When you really think about it, these explanations aren’t all that far away from some common everyday insults (e.g. ‘’his elevator doesn’t go to the top floor’’ or ‘’he’s a few screws short of a hardware store’’). Moreover, we’re beginning to learn that this age-old idea of the brain as a machine (or more recently, as a computer), simply isn’t very accurate. Nobel-prize-winning biologist Gerald Edelman proposed a number of years ago that the brain functions more like an ecosystem than a mechanism. He wrote: ‘’ “The brain is in no sense like any kind of instruction machine [or] like a computer. Each individual’s brain is more like a unique rainforest, teeming with growth, decay, competition, diversity, and selection.’’
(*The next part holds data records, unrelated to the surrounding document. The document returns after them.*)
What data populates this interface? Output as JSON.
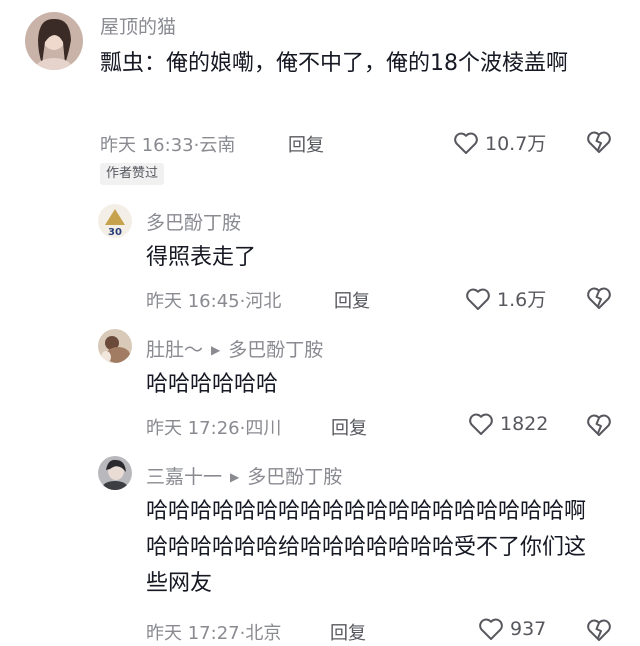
{
  "comments": [
    {
      "username": "屋顶的猫",
      "text": "瓢虫：俺的娘嘞，俺不中了，俺的18个波棱盖啊",
      "time": "昨天 16:33",
      "location": "云南",
      "reply_label": "回复",
      "likes": "10.7万",
      "badge": "作者赞过"
    },
    {
      "username": "多巴酚丁胺",
      "avatar_text": "30",
      "text": "得照表走了",
      "time": "昨天 16:45",
      "location": "河北",
      "reply_label": "回复",
      "likes": "1.6万"
    },
    {
      "username": "肚肚～",
      "reply_to": "多巴酚丁胺",
      "text": "哈哈哈哈哈哈",
      "time": "昨天 17:26",
      "location": "四川",
      "reply_label": "回复",
      "likes": "1822"
    },
    {
      "username": "三嘉十一",
      "reply_to": "多巴酚丁胺",
      "text": "哈哈哈哈哈哈哈哈哈哈哈哈哈哈哈哈哈哈哈啊哈哈哈哈哈哈给哈哈哈哈哈哈哈受不了你们这些网友",
      "time": "昨天 17:27",
      "location": "北京",
      "reply_label": "回复",
      "likes": "937"
    }
  ],
  "separator": "·",
  "icons": {
    "like": "heart-outline-icon",
    "dislike": "broken-heart-icon",
    "reply_arrow": "triangle-right-icon"
  }
}
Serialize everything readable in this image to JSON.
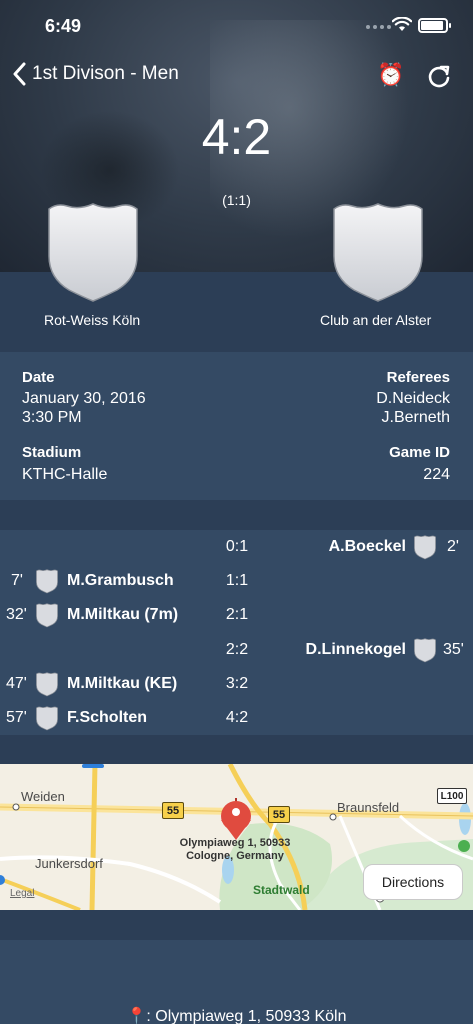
{
  "status_bar": {
    "time": "6:49"
  },
  "nav": {
    "back_label": "1st Divison - Men",
    "alarm_icon": "⏰"
  },
  "match": {
    "score": "4:2",
    "halftime": "(1:1)",
    "home_team": "Rot-Weiss Köln",
    "away_team": "Club an der Alster"
  },
  "details": {
    "date_label": "Date",
    "date_value": "January 30, 2016",
    "time_value": "3:30 PM",
    "referees_label": "Referees",
    "referee_1": "D.Neideck",
    "referee_2": "J.Berneth",
    "stadium_label": "Stadium",
    "stadium_value": "KTHC-Halle",
    "game_id_label": "Game ID",
    "game_id_value": "224"
  },
  "goals": [
    {
      "side": "away",
      "minute": "2'",
      "player": "A.Boeckel",
      "score": "0:1"
    },
    {
      "side": "home",
      "minute": "7'",
      "player": "M.Grambusch",
      "score": "1:1"
    },
    {
      "side": "home",
      "minute": "32'",
      "player": "M.Miltkau (7m)",
      "score": "2:1"
    },
    {
      "side": "away",
      "minute": "35'",
      "player": "D.Linnekogel",
      "score": "2:2"
    },
    {
      "side": "home",
      "minute": "47'",
      "player": "M.Miltkau (KE)",
      "score": "3:2"
    },
    {
      "side": "home",
      "minute": "57'",
      "player": "F.Scholten",
      "score": "4:2"
    }
  ],
  "map": {
    "labels": {
      "weiden": "Weiden",
      "junkersdorf": "Junkersdorf",
      "braunsfeld": "Braunsfeld",
      "stadtwald": "Stadtwald"
    },
    "road_55_a": "55",
    "road_55_b": "55",
    "road_l100": "L100",
    "address_line1": "Olympiaweg 1, 50933",
    "address_line2": "Cologne, Germany",
    "directions_label": "Directions",
    "legal_label": "Legal",
    "accent_color": "#e04b3f"
  },
  "footer": {
    "address": "📍: Olympiaweg 1, 50933 Köln"
  },
  "colors": {
    "background": "#2c3e56",
    "panel": "#344a64"
  }
}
I believe this new characterization of the brain as an ecosystem provides a much better metaphor to use when explaining the brain to kids with special needs such as autism or ADHD. The electrical activity that occurs in the brain is comparable to lightning in the rain forest. The flow and back flow of neurotransmitters across the synaptic cleft (the gap separating two brain cells) is akin to the ebb and flow of the tides of the ocean or the lapping waters of a river or stream. The ability of the brain to recover (or compensate) when an area is damaged, is similar to the resilience of nature, where new growth in the forest appears not long after a forest fire. Similarly, the way that brain cells compete with each other to establish viable connections in response to experiences from the outside world (a process we refer to as neuroplasticity), is like the competition of organisms for supremacy in an ecosystem based on natural selection.
The best thing about using the rain forest (or ‘’brain forest’’) as a metaphor for kids is that it helps to explain the rich diversity between brains (and ecosystems), and the value of diversity in life in general (unlike the machine metaphor which operates on a simplistic ‘’broken/non-broken’’ story line). Parents and teachers can explain to their kids with special needs that ‘’you’ve got a very special brain forest . . . it’s not like any other brain forest in the world . . . it has its own creatures, its own rivers and oceans, and its own vegetation that grow in ways that are unlike anybody else’s ecosystem.’’
The metaphor can incorporate real findings from brain research regarding specific neurodiversities. Some research, for example, has suggested that kids diagnosed with autism may have more synaptic connections (connections between brain cells) than neurotypical kids. This can be reframed as ‘’you’ve got thicker vegetation in your brain forest than most people, which can make you especially sensitive to the world around you.’’ Other research has postulated that kids with autism ‘’turn on’’ areas of the brain and keep them ‘’on’’ longer than neurotypical individuals. This might be explained in terms of ‘’you have lightning storms in your brain that last longer than most people’s brain storms.’’ The emphasis here is on ‘’differences’’ not disabilities. By emphasizing the specialness of the child’s brain, we can be more scientifically accurate than those who favor the broken brain hypothesis, and more importantly, we can support the child’s or teen’s dignity and integrity as a whole human being.
Thomas Armstrong is the author of Neurodiversity in the Classroom: Strategies to Help Students with Special Needs Succeed in School and Life.
He can be reached through his website: www.institute4learning.com.
Follow him on Twitter: @Dr_Armstrong